Copy out all of the data that follows, exactly as it appears.
*** Block opens ***
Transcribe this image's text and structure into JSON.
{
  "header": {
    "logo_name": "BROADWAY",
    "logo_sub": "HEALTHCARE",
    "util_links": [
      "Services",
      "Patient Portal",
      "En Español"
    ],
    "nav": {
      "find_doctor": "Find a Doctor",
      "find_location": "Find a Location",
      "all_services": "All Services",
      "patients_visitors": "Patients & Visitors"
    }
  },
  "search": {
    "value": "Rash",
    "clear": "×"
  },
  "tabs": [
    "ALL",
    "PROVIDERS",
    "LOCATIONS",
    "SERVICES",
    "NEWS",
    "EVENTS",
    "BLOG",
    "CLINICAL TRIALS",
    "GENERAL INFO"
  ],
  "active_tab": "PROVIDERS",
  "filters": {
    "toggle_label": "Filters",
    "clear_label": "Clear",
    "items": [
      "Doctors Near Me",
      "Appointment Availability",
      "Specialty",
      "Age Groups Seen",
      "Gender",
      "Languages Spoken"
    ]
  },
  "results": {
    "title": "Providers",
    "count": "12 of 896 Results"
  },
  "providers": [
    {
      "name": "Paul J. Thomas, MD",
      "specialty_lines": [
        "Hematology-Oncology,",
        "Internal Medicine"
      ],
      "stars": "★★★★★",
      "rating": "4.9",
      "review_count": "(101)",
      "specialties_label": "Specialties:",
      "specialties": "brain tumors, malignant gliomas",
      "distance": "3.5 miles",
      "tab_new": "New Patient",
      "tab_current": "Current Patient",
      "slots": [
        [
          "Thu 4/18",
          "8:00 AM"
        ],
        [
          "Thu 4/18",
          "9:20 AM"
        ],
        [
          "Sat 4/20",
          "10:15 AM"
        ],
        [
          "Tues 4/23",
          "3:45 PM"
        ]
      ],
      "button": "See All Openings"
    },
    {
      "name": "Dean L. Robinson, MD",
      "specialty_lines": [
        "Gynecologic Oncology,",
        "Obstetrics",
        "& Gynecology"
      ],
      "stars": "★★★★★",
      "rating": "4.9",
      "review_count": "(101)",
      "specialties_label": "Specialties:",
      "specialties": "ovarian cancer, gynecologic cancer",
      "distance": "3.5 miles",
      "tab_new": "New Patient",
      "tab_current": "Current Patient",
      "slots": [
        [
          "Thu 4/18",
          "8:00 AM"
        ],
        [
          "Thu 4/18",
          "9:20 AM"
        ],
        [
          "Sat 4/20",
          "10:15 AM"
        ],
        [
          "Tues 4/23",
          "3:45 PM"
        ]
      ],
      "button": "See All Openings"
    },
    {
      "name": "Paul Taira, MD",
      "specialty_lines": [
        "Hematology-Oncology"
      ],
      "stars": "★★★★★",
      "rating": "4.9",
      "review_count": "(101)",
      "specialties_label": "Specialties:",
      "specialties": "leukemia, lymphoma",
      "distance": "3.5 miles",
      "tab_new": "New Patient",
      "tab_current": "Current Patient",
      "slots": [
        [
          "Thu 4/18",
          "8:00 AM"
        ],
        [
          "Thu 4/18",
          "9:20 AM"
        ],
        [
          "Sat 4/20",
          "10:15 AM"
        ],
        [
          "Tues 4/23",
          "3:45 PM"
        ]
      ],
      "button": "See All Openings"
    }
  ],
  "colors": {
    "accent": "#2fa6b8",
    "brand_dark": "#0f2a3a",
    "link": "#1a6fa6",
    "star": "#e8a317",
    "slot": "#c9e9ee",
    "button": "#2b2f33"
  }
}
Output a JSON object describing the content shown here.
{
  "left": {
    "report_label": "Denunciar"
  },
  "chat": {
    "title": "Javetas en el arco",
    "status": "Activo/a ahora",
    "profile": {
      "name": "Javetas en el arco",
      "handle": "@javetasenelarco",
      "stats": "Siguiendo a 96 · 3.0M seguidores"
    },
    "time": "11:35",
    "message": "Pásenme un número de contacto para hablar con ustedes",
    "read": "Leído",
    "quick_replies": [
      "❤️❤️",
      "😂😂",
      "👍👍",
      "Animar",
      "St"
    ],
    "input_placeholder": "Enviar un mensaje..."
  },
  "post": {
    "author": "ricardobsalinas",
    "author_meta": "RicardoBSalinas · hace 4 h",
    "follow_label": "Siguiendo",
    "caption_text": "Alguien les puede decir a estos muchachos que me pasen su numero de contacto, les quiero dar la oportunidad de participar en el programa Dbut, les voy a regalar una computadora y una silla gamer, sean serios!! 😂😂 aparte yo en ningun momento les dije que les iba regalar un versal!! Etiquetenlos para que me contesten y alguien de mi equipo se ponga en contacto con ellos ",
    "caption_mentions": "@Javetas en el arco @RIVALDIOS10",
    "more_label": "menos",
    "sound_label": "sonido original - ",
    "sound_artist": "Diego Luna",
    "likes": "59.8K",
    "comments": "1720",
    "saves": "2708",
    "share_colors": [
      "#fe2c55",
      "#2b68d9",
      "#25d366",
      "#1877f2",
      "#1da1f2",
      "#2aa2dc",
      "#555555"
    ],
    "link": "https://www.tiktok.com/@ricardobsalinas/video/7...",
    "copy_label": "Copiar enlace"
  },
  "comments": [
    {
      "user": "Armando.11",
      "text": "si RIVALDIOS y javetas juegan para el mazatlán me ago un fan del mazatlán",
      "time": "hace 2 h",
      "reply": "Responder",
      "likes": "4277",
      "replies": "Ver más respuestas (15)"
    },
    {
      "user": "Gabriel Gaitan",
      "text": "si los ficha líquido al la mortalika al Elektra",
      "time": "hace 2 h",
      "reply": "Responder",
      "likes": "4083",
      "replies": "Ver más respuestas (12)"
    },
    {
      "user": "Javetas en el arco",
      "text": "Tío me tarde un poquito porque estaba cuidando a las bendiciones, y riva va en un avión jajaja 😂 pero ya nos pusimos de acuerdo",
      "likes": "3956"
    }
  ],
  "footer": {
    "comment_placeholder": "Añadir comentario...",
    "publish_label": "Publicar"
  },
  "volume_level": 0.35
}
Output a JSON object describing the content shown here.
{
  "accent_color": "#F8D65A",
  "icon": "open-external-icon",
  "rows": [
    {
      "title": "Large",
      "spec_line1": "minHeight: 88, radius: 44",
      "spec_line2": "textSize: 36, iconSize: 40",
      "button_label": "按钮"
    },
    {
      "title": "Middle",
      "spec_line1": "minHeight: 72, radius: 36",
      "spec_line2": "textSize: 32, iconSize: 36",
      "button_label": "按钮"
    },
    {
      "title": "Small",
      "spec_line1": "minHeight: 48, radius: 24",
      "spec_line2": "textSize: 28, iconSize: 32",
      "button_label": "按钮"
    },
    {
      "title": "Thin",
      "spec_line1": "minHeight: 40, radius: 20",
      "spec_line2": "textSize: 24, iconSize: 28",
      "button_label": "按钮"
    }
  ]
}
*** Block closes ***
WRITTEN SOLUTION >>
Transcribe this image's text and structure into JSON.
{
  "header": {
    "logo_name": "BROADWAY",
    "logo_sub": "HEALTHCARE",
    "util_links": [
      "Services",
      "Patient Portal",
      "En Español"
    ],
    "nav": {
      "find_doctor": "Find a Doctor",
      "find_location": "Find a Location",
      "all_services": "All Services",
      "patients_visitors": "Patients & Visitors"
    }
  },
  "search": {
    "value": "Rash",
    "clear": "×"
  },
  "tabs": [
    "ALL",
    "PROVIDERS",
    "LOCATIONS",
    "SERVICES",
    "NEWS",
    "EVENTS",
    "BLOG",
    "CLINICAL TRIALS",
    "GENERAL INFO"
  ],
  "active_tab": "PROVIDERS",
  "filters": {
    "toggle_label": "Filters",
    "clear_label": "Clear",
    "items": [
      "Doctors Near Me",
      "Appointment Availability",
      "Specialty",
      "Age Groups Seen",
      "Gender",
      "Languages Spoken"
    ]
  },
  "results": {
    "title": "Providers",
    "count": "12 of 896 Results"
  },
  "providers": [
    {
      "name": "Paul J. Thomas, MD",
      "specialty_lines": [
        "Hematology-Oncology,",
        "Internal Medicine"
      ],
      "stars": "★★★★★",
      "rating": "4.9",
      "review_count": "(101)",
      "specialties_label": "Specialties:",
      "specialties": "brain tumors, malignant gliomas",
      "distance": "3.5 miles",
      "tab_new": "New Patient",
      "tab_current": "Current Patient",
      "slots": [
        [
          "Thu 4/18",
          "8:00 AM"
        ],
        [
          "Thu 4/18",
          "9:20 AM"
        ],
        [
          "Sat 4/20",
          "10:15 AM"
        ],
        [
          "Tues 4/23",
          "3:45 PM"
        ]
      ],
      "button": "See All Openings"
    },
    {
      "name": "Dean L. Robinson, MD",
      "specialty_lines": [
        "Gynecologic Oncology,",
        "Obstetrics",
        "& Gynecology"
      ],
      "stars": "★★★★★",
      "rating": "4.9",
      "review_count": "(101)",
      "specialties_label": "Specialties:",
      "specialties": "ovarian cancer, gynecologic cancer",
      "distance": "3.5 miles",
      "tab_new": "New Patient",
      "tab_current": "Current Patient",
      "slots": [
        [
          "Thu 4/18",
          "8:00 AM"
        ],
        [
          "Thu 4/18",
          "9:20 AM"
        ],
        [
          "Sat 4/20",
          "10:15 AM"
        ],
        [
          "Tues 4/23",
          "3:45 PM"
        ]
      ],
      "button": "See All Openings"
    },
    {
      "name": "Paul Taira, MD",
      "specialty_lines": [
        "Hematology-Oncology"
      ],
      "stars": "★★★★★",
      "rating": "4.9",
      "review_count": "(101)",
      "specialties_label": "Specialties:",
      "specialties": "leukemia, lymphoma",
      "distance": "3.5 miles",
      "tab_new": "New Patient",
      "tab_current": "Current Patient",
      "slots": [
        [
          "Thu 4/18",
          "8:00 AM"
        ],
        [
          "Thu 4/18",
          "9:20 AM"
        ],
        [
          "Sat 4/20",
          "10:15 AM"
        ],
        [
          "Tues 4/23",
          "3:45 PM"
        ]
      ],
      "button": "See All Openings"
    }
  ],
  "colors": {
    "accent": "#2fa6b8",
    "brand_dark": "#0f2a3a",
    "link": "#1a6fa6",
    "star": "#e8a317",
    "slot": "#c9e9ee",
    "button": "#2b2f33"
  }
}
Output a JSON object describing the content shown here.
{
  "left": {
    "report_label": "Denunciar"
  },
  "chat": {
    "title": "Javetas en el arco",
    "status": "Activo/a ahora",
    "profile": {
      "name": "Javetas en el arco",
      "handle": "@javetasenelarco",
      "stats": "Siguiendo a 96 · 3.0M seguidores"
    },
    "time": "11:35",
    "message": "Pásenme un número de contacto para hablar con ustedes",
    "read": "Leído",
    "quick_replies": [
      "❤️❤️",
      "😂😂",
      "👍👍",
      "Animar",
      "St"
    ],
    "input_placeholder": "Enviar un mensaje..."
  },
  "post": {
    "author": "ricardobsalinas",
    "author_meta": "RicardoBSalinas · hace 4 h",
    "follow_label": "Siguiendo",
    "caption_text": "Alguien les puede decir a estos muchachos que me pasen su numero de contacto, les quiero dar la oportunidad de participar en el programa Dbut, les voy a regalar una computadora y una silla gamer, sean serios!! 😂😂 aparte yo en ningun momento les dije que les iba regalar un versal!! Etiquetenlos para que me contesten y alguien de mi equipo se ponga en contacto con ellos ",
    "caption_mentions": "@Javetas en el arco @RIVALDIOS10",
    "more_label": "menos",
    "sound_label": "sonido original - ",
    "sound_artist": "Diego Luna",
    "likes": "59.8K",
    "comments": "1720",
    "saves": "2708",
    "share_colors": [
      "#fe2c55",
      "#2b68d9",
      "#25d366",
      "#1877f2",
      "#1da1f2",
      "#2aa2dc",
      "#555555"
    ],
    "link": "https://www.tiktok.com/@ricardobsalinas/video/7...",
    "copy_label": "Copiar enlace"
  },
  "comments": [
    {
      "user": "Armando.11",
      "text": "si RIVALDIOS y javetas juegan para el mazatlán me ago un fan del mazatlán",
      "time": "hace 2 h",
      "reply": "Responder",
      "likes": "4277",
      "replies": "Ver más respuestas (15)"
    },
    {
      "user": "Gabriel Gaitan",
      "text": "si los ficha líquido al la mortalika al Elektra",
      "time": "hace 2 h",
      "reply": "Responder",
      "likes": "4083",
      "replies": "Ver más respuestas (12)"
    },
    {
      "user": "Javetas en el arco",
      "text": "Tío me tarde un poquito porque estaba cuidando a las bendiciones, y riva va en un avión jajaja 😂 pero ya nos pusimos de acuerdo",
      "likes": "3956"
    }
  ],
  "footer": {
    "comment_placeholder": "Añadir comentario...",
    "publish_label": "Publicar"
  },
  "volume_level": 0.35
}
Output a JSON object describing the content shown here.
{
  "accent_color": "#F8D65A",
  "icon": "open-external-icon",
  "rows": [
    {
      "title": "Large",
      "spec_line1": "minHeight: 88, radius: 44",
      "spec_line2": "textSize: 36, iconSize: 40",
      "button_label": "按钮"
    },
    {
      "title": "Middle",
      "spec_line1": "minHeight: 72, radius: 36",
      "spec_line2": "textSize: 32, iconSize: 36",
      "button_label": "按钮"
    },
    {
      "title": "Small",
      "spec_line1": "minHeight: 48, radius: 24",
      "spec_line2": "textSize: 28, iconSize: 32",
      "button_label": "按钮"
    },
    {
      "title": "Thin",
      "spec_line1": "minHeight: 40, radius: 20",
      "spec_line2": "textSize: 24, iconSize: 28",
      "button_label": "按钮"
    }
  ]
}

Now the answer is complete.